Halitosis is a common social condition that affects a considerable portion of the general population. The prevalence of halitosis is close to 50% in a few populations. Under few circumstances, this oral condition may cause embarrassment, depression and make relationships more difficult. Some studies have investigated whether the psychology of the patients might have some influence on the complaints about halitosis, or even on halitosis itself. In a study that included more than one thousand participants and self-reported halitosis, scientists have reported that poor oral hygiene and general anxiety are associated with halitosis.
Halitosis is divided into intraoral, extraoral, pseudohalitosis and halitophobia. Intraoral halitosis, responsible for 85% of the cases of halitosis, is subdivided into physiologic (genuine) halitosis or pathologic halitosis. Extraoral halitosis occurs when malodor appears with no oral cause, as in the case of pulmonary causes. Both patients with pseudohalitosis and halitophobia present with complaints of halitosis, but without any diagnostic evidence of malodor.

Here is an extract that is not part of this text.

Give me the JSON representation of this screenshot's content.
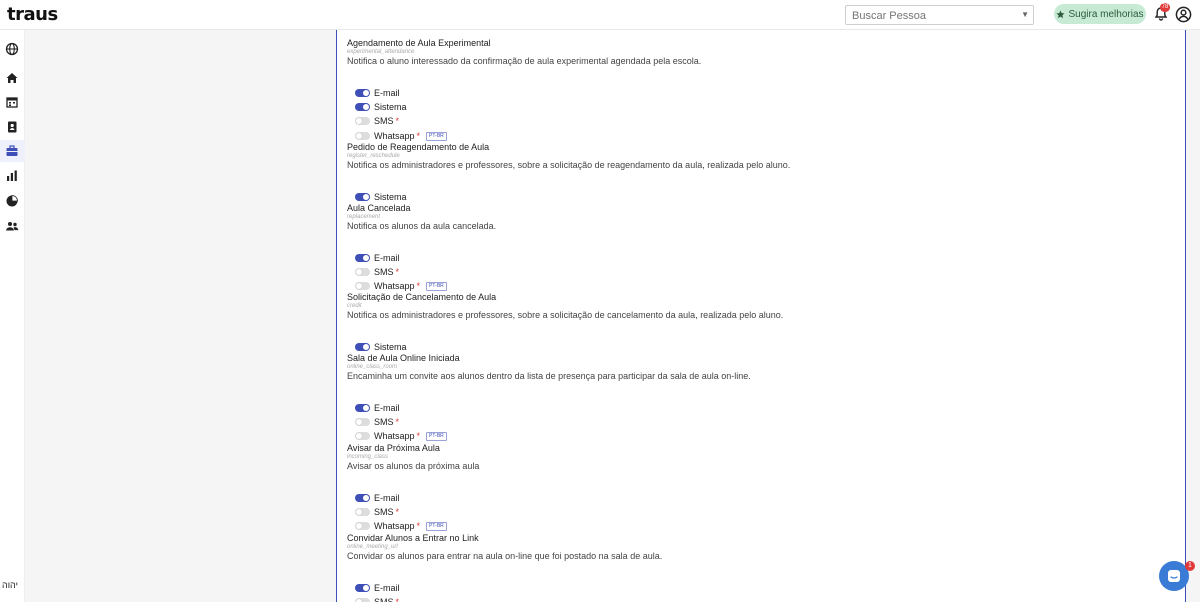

The most common cause of oral malodor is the poor oral hygiene. Due to poor oral hygiene, a large number of bacteria belonging to different species make their home in the mouth. They survive on the food particles entangled in between the teeth and as a by-product, produce different substances like Sulphides, Mercaptans and Amines in gas form. These gases are perceived as bad breath by other people.